A list of rules is presented every year in a document of regulations known as the National Film Award Regulations. The criteria for eligibility contains many clauses. Among them, there is a direct requirement for the makers of a film, and particularly the director, to be Indian nationals.[6] Films entering the competition should be produced in India, and in case of co-production involving a foreign entity, there are as many as six conditions which should be fulfilled in order for the film to qualify.[6] According to the criteria, in order to be eligible for consideration of the jury, a film should be certified by the Central Board of Film Certification between January 1 and December 31. Whether a film is considered a feature film or a non-feature film shall be decided by the Feature Film jury. The eligibility list includes a section of rules determining which films shall not by eligible for entry in the competition.[6]

Awards[edit]

The Awards are categorized in three sections; Feature Films, Non-Feature Films and Best Writing on Cinema. With each section having its individual aims, Feature Film and Non-Feature Film sections aim at encouraging the production of films of aesthetic and technical excellence and social relevance, contributing to the understanding and appreciation of cultures of different regions of the country in cinematic form, thereby promoting unity and integrity of the nation. The Best Writing on Cinema section aims to encourage the study and appreciation of cinema as an art form and dissemination of information and critical appreciation of the art form through publication of various books, articles, reviews, newspaper coverage and studies.[7]

In addition, a lifetime achievement award, named after the father of Indian cinema Dadasaheb Phalke, is awarded to a film personality for the outstanding contribution to the growth and development of Indian Cinema.[7][8]

All the award winners are awarded with a Medallion, cash prize and a certificate of merit.

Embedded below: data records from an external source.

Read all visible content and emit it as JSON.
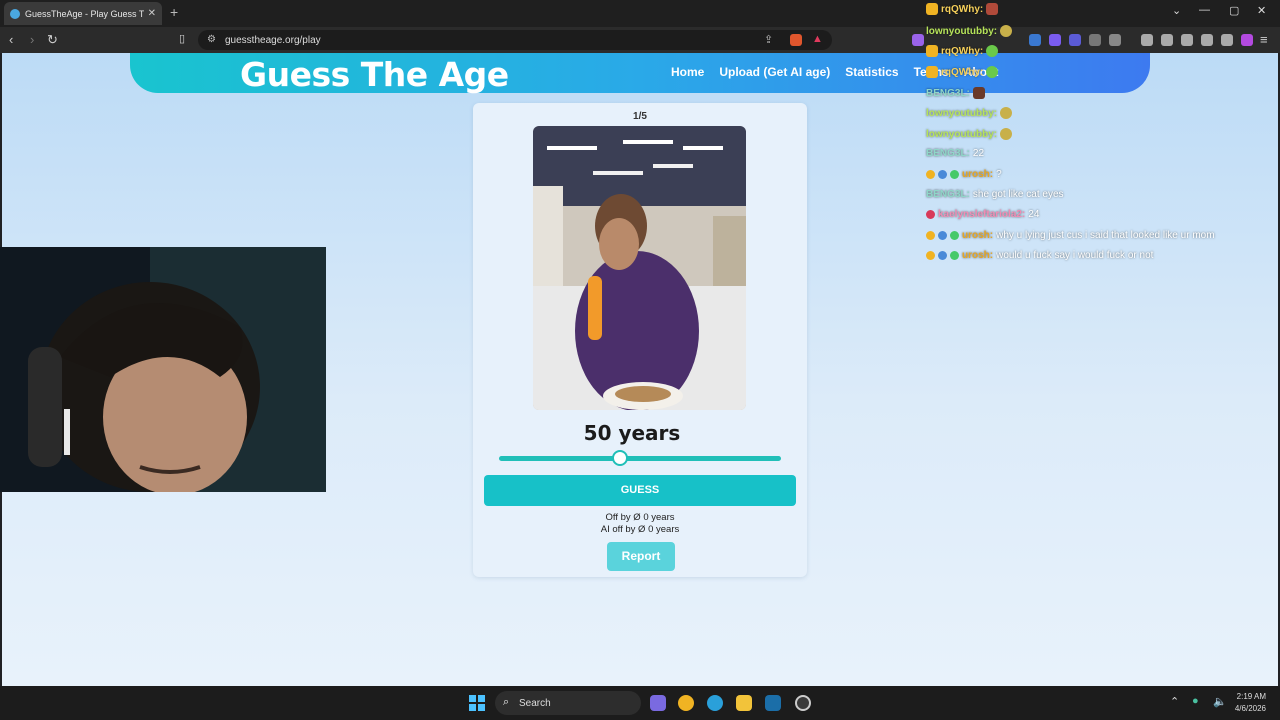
{
  "browser": {
    "tab_title": "GuessTheAge - Play Guess The A",
    "tab_close": "✕",
    "new_tab": "+",
    "url": "guesstheage.org/play",
    "min": "—",
    "max": "▢",
    "close": "✕",
    "chevron": "⌄"
  },
  "site": {
    "logo": "Guess The Age",
    "nav": [
      "Home",
      "Upload (Get AI age)",
      "Statistics",
      "Terms",
      "About"
    ]
  },
  "game": {
    "counter": "1/5",
    "age_display": "50 years",
    "slider_fraction": 0.43,
    "guess_button": "GUESS",
    "off_by": "Off by Ø 0 years",
    "ai_off_by": "AI off by Ø 0 years",
    "report_button": "Report"
  },
  "chat": [
    {
      "user": "rqQWhy:",
      "text": "",
      "color": "#f6d05a"
    },
    {
      "user": "lownyoutubby:",
      "text": "",
      "color": "#b6e35a"
    },
    {
      "user": "rqQWhy:",
      "text": "",
      "color": "#f6d05a"
    },
    {
      "user": "rqQWhy:",
      "text": "",
      "color": "#f6d05a"
    },
    {
      "user": "BENG3L:",
      "text": "",
      "color": "#8fd6c8"
    },
    {
      "user": "lownyoutubby:",
      "text": "",
      "color": "#b6e35a"
    },
    {
      "user": "lownyoutubby:",
      "text": "",
      "color": "#b6e35a"
    },
    {
      "user": "BENG3L:",
      "text": "22",
      "color": "#8fd6c8"
    },
    {
      "user": "urosh:",
      "text": "?",
      "color": "#e6a623"
    },
    {
      "user": "BENG3L:",
      "text": "she got like cat eyes",
      "color": "#8fd6c8"
    },
    {
      "user": "kaelynsleftariola2:",
      "text": "24",
      "color": "#f08cb4"
    },
    {
      "user": "urosh:",
      "text": "why u lying just cus i said that looked like ur mom",
      "color": "#e6a623"
    },
    {
      "user": "urosh:",
      "text": "would u fuck say i would fuck or not",
      "color": "#e6a623"
    }
  ],
  "taskbar": {
    "search": "Search",
    "time": "2:19 AM",
    "date": "4/6/2026"
  }
}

Six categories from Feature Films section, two from Non-Feature Films and Best Writing on Cinema sections each have been made eligible for Swarna Kamal (Golden Lotus Award) and rest of the categories for Rajat Kamal (Silver Lotus Award).[7]

Special Award[edit]

Feature Film Awards[edit]

Golden Lotus Award[edit]

Official Name: Swarna Kamal

Silver Lotus Award[edit]

Official Name: Rajat Kamal



Best Feature Film in each of the languages specified in the Eighth Schedule of the Constitution of India:


Best Feature Film in each of the languages other than those specified in Eighth schedule of the Constitution of India:

Discontinued Awards[edit]

Non-Feature Film Awards[edit]

Golden Lotus Award[edit]

Official Name: Swarna Kamal

Silver Lotus Award[edit]

Official Name: Rajat Kamal


Discontinued Awards[edit]

Writing on Cinema[edit]

Golden Lotus Award[edit]

Official Name: Swarna Kamal

References[edit]

  1. ^ Official site Directorate of Film Festivals
  2. ^ Film Festival
  3. ^ "National Film Awards (India's Oscars)". Film Movement. Retrieved 2009-02-11. 
  4. ^ "We have lots to give the West: Rahman". The Hindu. 20 February 2009. Retrieved 2009-02-28. 
  5. ^ "Directorate of Film Festivals, Ministry of Information & Broadcasting-54th National Film Awards". Retrieved 2009-08-08. 
  6. ^ a b c 55th National Film Awards Regulations. Eligibility. Pages 2–3.
  7. ^ a b c "59th National Film Awards: Regulations" (PDF) (Press release). Directorate of Film Festivals. p. 2,4,12,14,22,24,25,30. Retrieved July 29, 2012. 
  8. ^ "Dadasaheb Phalke Award Past Recipients". Directorate of Film Festivals. Retrieved August 13, 2012. 

Further reading[edit]

  • Matthew, K.M. (2006), Manorama Yearbook 2006, Malayala Manorama, India, ISBN 81-89004-07-7 

External links[edit]